I kept a few choice cuts back from my last post on Canto XLV for today’s post. I wouldn’t take it personally if you just wanted to read the whole thing at once, and you can if you want: here, http://2bcreative.org/?page_id=299 , for example, where there are some illuminating notes on some of the poem’s references.
This time I’m interested in what you could call the ‘harps and lutes’ sections of the poem – after the quotation from Villon ‘Harpes et Luz’ – which describe the effect of usury on a society’s ability to create and appreciate works of beauty:
hath no man a painted paradise on his church wall
harpes et luz
or where virgin receiveth message
and halo projects from incision,
seeth no man Gonzaga his heirs and his concubines
no picture is made to endure nor to live with
but it is made to sell and sell quickly
Came not by usura
Duccio came not by usura
Nor Pier della Francesca; Zuan Bellin’ not by usura
Nor was ‘La Calunnia’ painted.
Came not by usura Angelico; came not Ambrogio Praedis,
Came no church of stone signed: Adamo me fecit.

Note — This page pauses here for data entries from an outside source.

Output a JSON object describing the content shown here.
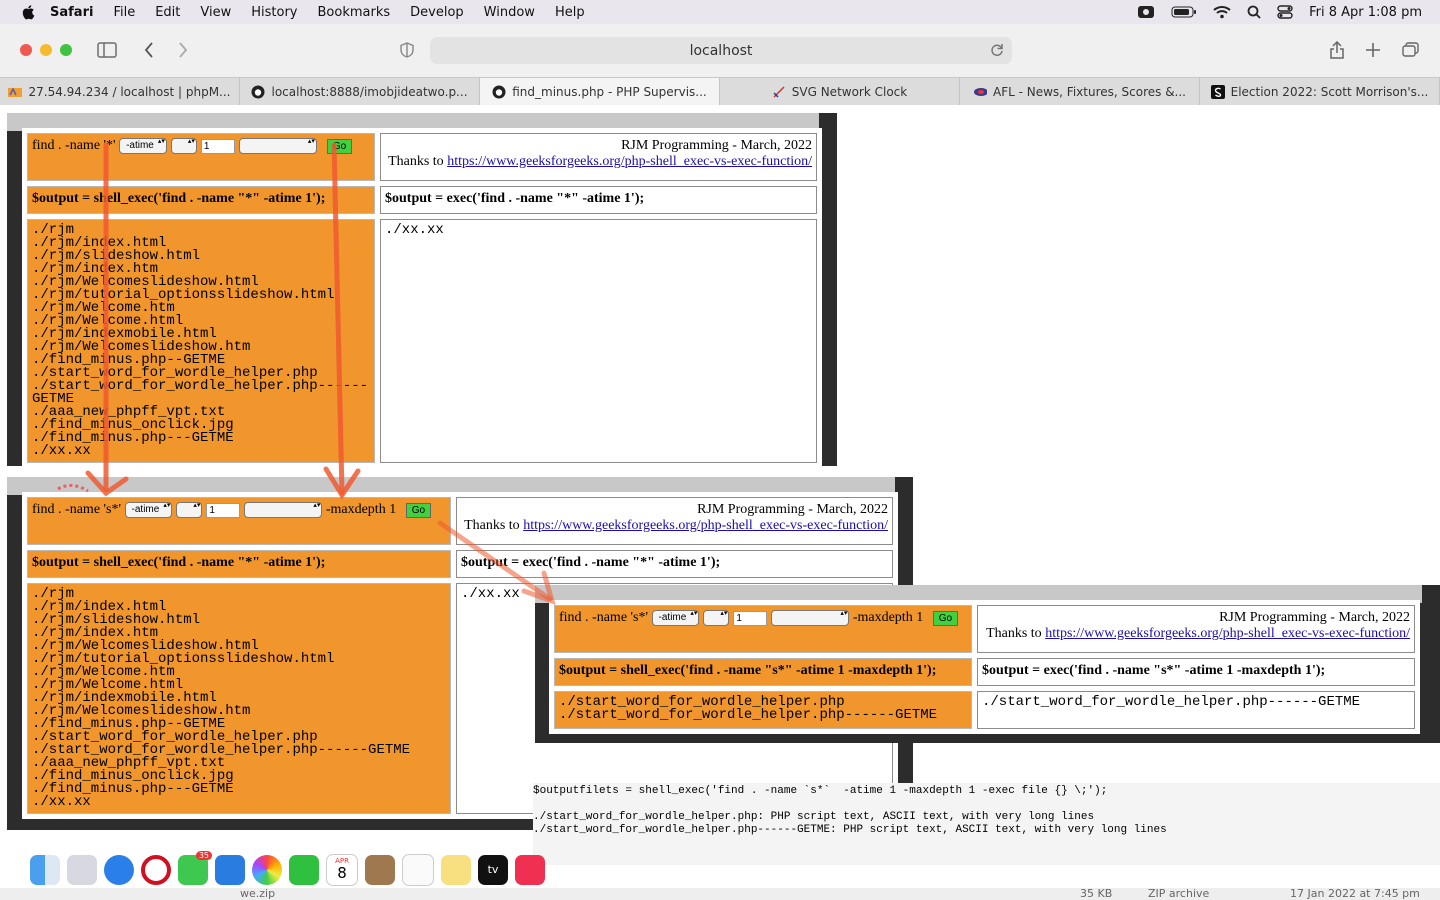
{
  "menubar": {
    "app": "Safari",
    "items": [
      "File",
      "Edit",
      "View",
      "History",
      "Bookmarks",
      "Develop",
      "Window",
      "Help"
    ],
    "clock": "Fri 8 Apr  1:08 pm"
  },
  "toolbar": {
    "address": "localhost"
  },
  "tabs": [
    {
      "label": "27.54.94.234 / localhost | phpM...",
      "icon": "phpmyadmin-icon"
    },
    {
      "label": "localhost:8888/imobjideatwo.p...",
      "icon": "github-icon"
    },
    {
      "label": "find_minus.php - PHP Supervis...",
      "icon": "github-icon",
      "active": true
    },
    {
      "label": "SVG Network Clock",
      "icon": "clock-icon"
    },
    {
      "label": "AFL - News, Fixtures, Scores &...",
      "icon": "afl-icon"
    },
    {
      "label": "Election 2022: Scott Morrison's...",
      "icon": "news-icon"
    }
  ],
  "common": {
    "heading": "RJM Programming - March, 2022",
    "thanks": "Thanks to",
    "link": "https://www.geeksforgeeks.org/php-shell_exec-vs-exec-function/",
    "time_select": "-atime",
    "num_value": "1",
    "go": "Go",
    "maxdepth": "-maxdepth 1"
  },
  "win1": {
    "prefix": "find . -name '*'",
    "shell_cmd": "$output = shell_exec('find . -name \"*\" -atime 1');",
    "exec_cmd": "$output = exec('find . -name \"*\" -atime 1');",
    "shell_lines": [
      "./rjm",
      "./rjm/index.html",
      "./rjm/slideshow.html",
      "./rjm/index.htm",
      "./rjm/Welcomeslideshow.html",
      "./rjm/tutorial_optionsslideshow.html",
      "./rjm/Welcome.htm",
      "./rjm/Welcome.html",
      "./rjm/indexmobile.html",
      "./rjm/Welcomeslideshow.htm",
      "./find_minus.php--GETME",
      "./start_word_for_wordle_helper.php",
      "./start_word_for_wordle_helper.php------GETME",
      "./aaa_new_phpff_vpt.txt",
      "./find_minus_onclick.jpg",
      "./find_minus.php---GETME",
      "./xx.xx"
    ],
    "exec_lines": [
      "./xx.xx"
    ]
  },
  "win2": {
    "prefix": "find . -name 's*'",
    "shell_cmd": "$output = shell_exec('find . -name \"*\" -atime 1');",
    "exec_cmd": "$output = exec('find . -name \"*\" -atime 1');",
    "shell_lines": [
      "./rjm",
      "./rjm/index.html",
      "./rjm/slideshow.html",
      "./rjm/index.htm",
      "./rjm/Welcomeslideshow.html",
      "./rjm/tutorial_optionsslideshow.html",
      "./rjm/Welcome.htm",
      "./rjm/Welcome.html",
      "./rjm/indexmobile.html",
      "./rjm/Welcomeslideshow.htm",
      "./find_minus.php--GETME",
      "./start_word_for_wordle_helper.php",
      "./start_word_for_wordle_helper.php------GETME",
      "./aaa_new_phpff_vpt.txt",
      "./find_minus_onclick.jpg",
      "./find_minus.php---GETME",
      "./xx.xx"
    ],
    "exec_lines": [
      "./xx.xx"
    ]
  },
  "win3": {
    "prefix": "find . -name 's*'",
    "shell_cmd": "$output = shell_exec('find . -name \"s*\" -atime 1 -maxdepth 1');",
    "exec_cmd": "$output = exec('find . -name \"s*\" -atime 1 -maxdepth 1');",
    "shell_lines": [
      "./start_word_for_wordle_helper.php",
      "./start_word_for_wordle_helper.php------GETME"
    ],
    "exec_lines": [
      "./start_word_for_wordle_helper.php------GETME"
    ]
  },
  "fileout": {
    "command": "$outputfilets = shell_exec('find . -name `s*`  -atime 1 -maxdepth 1 -exec file {} \\;');",
    "lines": [
      "./start_word_for_wordle_helper.php: PHP script text, ASCII text, with very long lines",
      "./start_word_for_wordle_helper.php------GETME: PHP script text, ASCII text, with very long lines"
    ]
  },
  "dock": {
    "messages_badge": "35",
    "calendar_month": "APR",
    "calendar_day": "8"
  },
  "finder": {
    "file": "we.zip",
    "size": "35 KB",
    "kind": "ZIP archive",
    "date": "17 Jan 2022 at 7:45 pm"
  },
  "colors": {
    "panel_orange": "#f0962c",
    "frame_dark": "#2c2c2c",
    "arrow": "#f05a30"
  }
}
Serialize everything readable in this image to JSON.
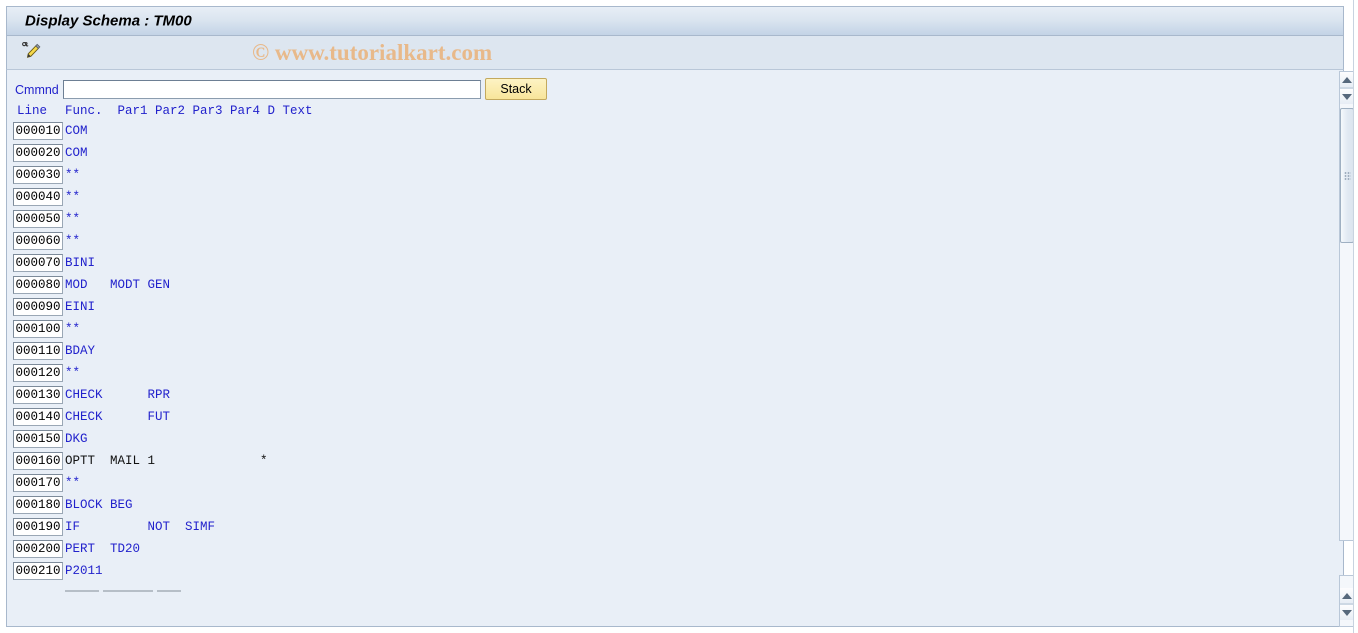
{
  "window": {
    "title": "Display Schema : TM00"
  },
  "toolbar": {
    "change_icon": "pencil-edit-icon",
    "watermark": "© www.tutorialkart.com"
  },
  "command": {
    "label": "Cmmnd",
    "value": "",
    "placeholder": "",
    "stack_label": "Stack"
  },
  "grid": {
    "header_line": "Line",
    "header_columns": "Func.  Par1 Par2 Par3 Par4 D Text",
    "columns": [
      "Line",
      "Func.",
      "Par1",
      "Par2",
      "Par3",
      "Par4",
      "D",
      "Text"
    ],
    "rows": [
      {
        "line": "000010",
        "content": "COM",
        "dark": false
      },
      {
        "line": "000020",
        "content": "COM",
        "dark": false
      },
      {
        "line": "000030",
        "content": "**",
        "dark": false
      },
      {
        "line": "000040",
        "content": "**",
        "dark": false
      },
      {
        "line": "000050",
        "content": "**",
        "dark": false
      },
      {
        "line": "000060",
        "content": "**",
        "dark": false
      },
      {
        "line": "000070",
        "content": "BINI",
        "dark": false
      },
      {
        "line": "000080",
        "content": "MOD   MODT GEN",
        "dark": false
      },
      {
        "line": "000090",
        "content": "EINI",
        "dark": false
      },
      {
        "line": "000100",
        "content": "**",
        "dark": false
      },
      {
        "line": "000110",
        "content": "BDAY",
        "dark": false
      },
      {
        "line": "000120",
        "content": "**",
        "dark": false
      },
      {
        "line": "000130",
        "content": "CHECK      RPR",
        "dark": false
      },
      {
        "line": "000140",
        "content": "CHECK      FUT",
        "dark": false
      },
      {
        "line": "000150",
        "content": "DKG",
        "dark": false
      },
      {
        "line": "000160",
        "content": "OPTT  MAIL 1              *",
        "dark": true
      },
      {
        "line": "000170",
        "content": "**",
        "dark": false
      },
      {
        "line": "000180",
        "content": "BLOCK BEG",
        "dark": false
      },
      {
        "line": "000190",
        "content": "IF         NOT  SIMF",
        "dark": false
      },
      {
        "line": "000200",
        "content": "PERT  TD20",
        "dark": false
      },
      {
        "line": "000210",
        "content": "P2011",
        "dark": false
      }
    ]
  },
  "scrollbars": {
    "up_arrow": "scroll-up-arrow-icon",
    "down_arrow": "scroll-down-arrow-icon"
  },
  "colors": {
    "title_bar": "#c3d3e6",
    "body_bg": "#e9eff7",
    "text_blue": "#2222cc",
    "stack_button": "#f8e59a",
    "watermark": "#e8b98a"
  }
}
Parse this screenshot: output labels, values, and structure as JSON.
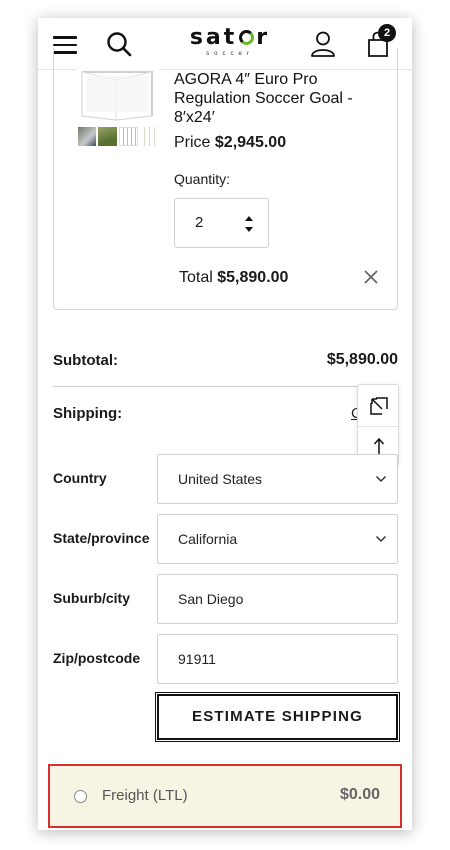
{
  "header": {
    "logo_text": "sator",
    "logo_sub": "soccer",
    "cart_count": "2"
  },
  "item": {
    "title": "AGORA 4″ Euro Pro Regulation Soccer Goal - 8′x24′",
    "price_label": "Price",
    "price_value": "$2,945.00",
    "quantity_label": "Quantity:",
    "quantity_value": "2",
    "total_label": "Total",
    "total_value": "$5,890.00"
  },
  "summary": {
    "subtotal_label": "Subtotal:",
    "subtotal_value": "$5,890.00",
    "shipping_label": "Shipping:",
    "shipping_link": "C"
  },
  "shipping_form": {
    "country_label": "Country",
    "country_value": "United States",
    "state_label": "State/province",
    "state_value": "California",
    "city_label": "Suburb/city",
    "city_value": "San Diego",
    "zip_label": "Zip/postcode",
    "zip_value": "91911",
    "estimate_button": "ESTIMATE SHIPPING"
  },
  "shipping_option": {
    "label": "Freight (LTL)",
    "price": "$0.00",
    "highlight_color": "#d62f2f"
  },
  "icons": [
    "menu-icon",
    "search-icon",
    "account-icon",
    "cart-icon",
    "close-icon",
    "expand-icon",
    "arrow-up-icon",
    "chevron-down-icon",
    "quantity-arrows-icon"
  ]
}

What do we get, then, instead of beautiful Renaissance paintings and sculptures, instead of grand churches of stone? We get Damien Hirst, favourite of hedge fund art collectors, whose hideous, inane sculpture (‘crafted’, if that is the word, not by his own labours) ‘Verity’ stands at the harbor in the formerly picturesque Devon town of Ilfracombe. And we get the Shard, commissioned by millionaires for millionaires, and completely unrelated to the architectural and cultural heritage of London. We get art and architecture that is bombastic, expensive and, to the tastes of the majority of people, and by any worthwhile standards of beauty, worthless and ugly.